The Wheel of Time – Episode 7, The Dark Along the Ways
Reviewed by Steven Poore
After wishing for some action to herald this first season’s charge towards a finale, that’s exactly what we get in episode 7’s opening sequence. A heavily pregnant Aiel warrior (Magdalena Sittova) beats back soldiers on the slopes of Dragonmount with the camera turning in circles around her to show how alone she is. It’s a great reminder of what The Wheel of Time (Amazon Prime, 2021) is capable of, as well as an important piece of the show’s narrative.
After that, we return to our band of intrepid heroes as they navigate the darkness of the extra-dimensional Ways to take a massive shortcut towards The Blight and the Eye of the World. With Mat abandoning them in the previous episode the group is already showing signs of fracturing and the journey through the Ways only exacerbates that. The tension in the cast is evident – no braid-tugging yet though! – and you can see in Rosamund Pike’s face the desire to slap all her charges across the face and scream at them. You can also see the realisation in Nynaeve (Zoe Robins) that she must be a leader for all her Two Rivers kin, and how much she dislikes the idea.
Once through the Ways – after the Black Wind has pursued them and messed with their minds, with a confusion of channelling and emotions – there isn’t much rest in the city of Fal Dara either.
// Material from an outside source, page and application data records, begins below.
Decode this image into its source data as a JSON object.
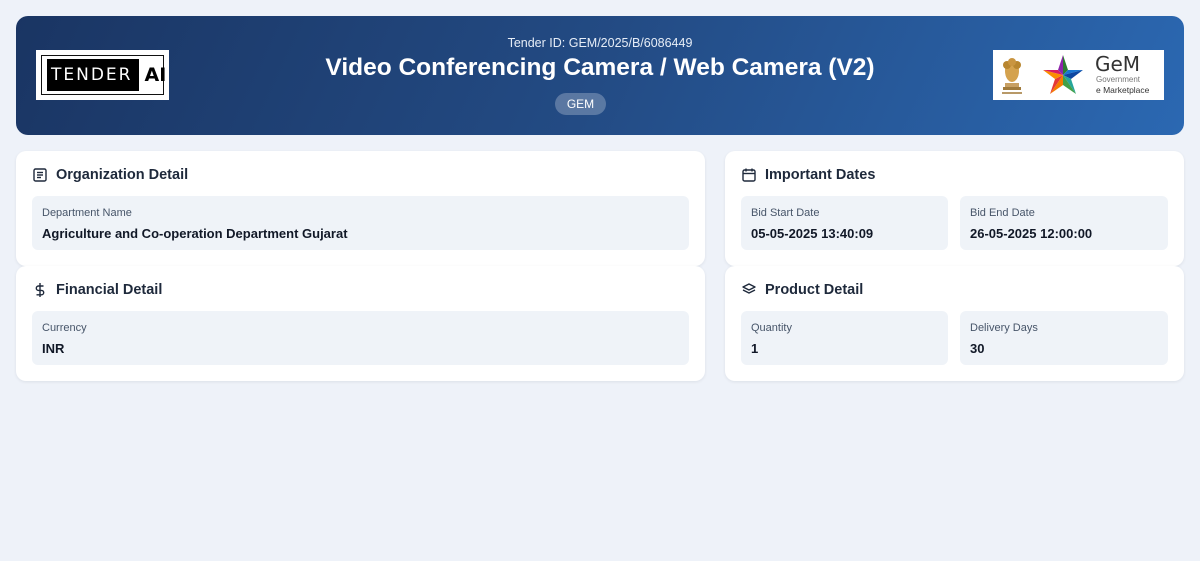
{
  "header": {
    "tender_id": "Tender ID: GEM/2025/B/6086449",
    "title": "Video Conferencing Camera / Web Camera (V2)",
    "badge": "GEM",
    "brand_left": {
      "part1": "TENDER",
      "part2": "AI"
    },
    "brand_right": {
      "name": "GeM",
      "line1": "Government",
      "line2": "e Marketplace"
    }
  },
  "organization": {
    "title": "Organization Detail",
    "icon": "document-icon",
    "fields": [
      {
        "label": "Department Name",
        "value": "Agriculture and Co-operation Department Gujarat"
      }
    ]
  },
  "dates": {
    "title": "Important Dates",
    "icon": "calendar-icon",
    "fields": [
      {
        "label": "Bid Start Date",
        "value": "05-05-2025 13:40:09"
      },
      {
        "label": "Bid End Date",
        "value": "26-05-2025 12:00:00"
      }
    ]
  },
  "financial": {
    "title": "Financial Detail",
    "icon": "dollar-icon",
    "fields": [
      {
        "label": "Currency",
        "value": "INR"
      }
    ]
  },
  "product": {
    "title": "Product Detail",
    "icon": "layers-icon",
    "fields": [
      {
        "label": "Quantity",
        "value": "1"
      },
      {
        "label": "Delivery Days",
        "value": "30"
      }
    ]
  },
  "colors": {
    "header_start": "#1a3563",
    "header_end": "#2b68b2",
    "background": "#eef2f9",
    "field_bg": "#eff3f8"
  }
}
The script tries to keep up the pretence that the Dragon Reborn might still be any one of the four young heroes (via a sequence with the seer Min, played quietly by Kae Alexander), but the prologue has already indicated that despite all other changes the show is going to remain true to the core narrative of the books. Long-time fans of the series will undoubtedly breathe a sigh of relief at this, but personally after all the script has done to boost up the quality and presence of its female characters it’s still a little disappointing to see the farm boy given the title of Dragon.
Nothing against Josha Stradowski, but his character hasn’t been given a lot to work with other than being sullen and jealous of Egwene’s friendship with Perrin. The scene where he connects the dots for the viewer and goes to Moiraine to announce himself as the Dragon Reborn, after the group has been arguing once again, doesn’t entirely work for me. A little too much of the show forcing itself back onto the road, and it overshadows the quiet and important work that Zoe Robins and Daniel Henney are doing in the scenes before that.
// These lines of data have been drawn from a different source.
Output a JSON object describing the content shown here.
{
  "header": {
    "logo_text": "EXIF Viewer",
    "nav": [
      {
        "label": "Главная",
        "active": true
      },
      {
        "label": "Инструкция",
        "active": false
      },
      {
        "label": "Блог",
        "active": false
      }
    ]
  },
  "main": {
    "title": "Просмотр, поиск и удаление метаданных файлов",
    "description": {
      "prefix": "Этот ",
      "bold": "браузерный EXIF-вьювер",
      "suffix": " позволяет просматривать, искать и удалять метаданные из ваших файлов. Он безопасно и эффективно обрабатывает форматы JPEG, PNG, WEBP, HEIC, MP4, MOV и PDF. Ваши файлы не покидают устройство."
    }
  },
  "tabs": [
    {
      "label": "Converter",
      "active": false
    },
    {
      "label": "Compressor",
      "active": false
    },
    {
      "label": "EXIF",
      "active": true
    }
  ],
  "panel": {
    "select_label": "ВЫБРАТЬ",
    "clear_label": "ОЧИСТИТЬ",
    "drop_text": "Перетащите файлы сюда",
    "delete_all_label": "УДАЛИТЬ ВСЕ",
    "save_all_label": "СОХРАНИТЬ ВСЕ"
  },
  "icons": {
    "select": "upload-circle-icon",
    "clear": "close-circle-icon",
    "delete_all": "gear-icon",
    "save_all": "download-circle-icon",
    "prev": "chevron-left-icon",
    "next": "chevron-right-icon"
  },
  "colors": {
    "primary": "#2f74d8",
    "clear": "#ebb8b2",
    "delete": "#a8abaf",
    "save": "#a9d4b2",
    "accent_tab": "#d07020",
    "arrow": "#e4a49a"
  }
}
The next episode, the season finale, starts with a slight disadvantage now, but if the showrunners have shown us anything, it’s that they aren’t averse to changing things up for the better when necessary. All eyes on The Eye of the World then, and let’s see how this first season plays itself out.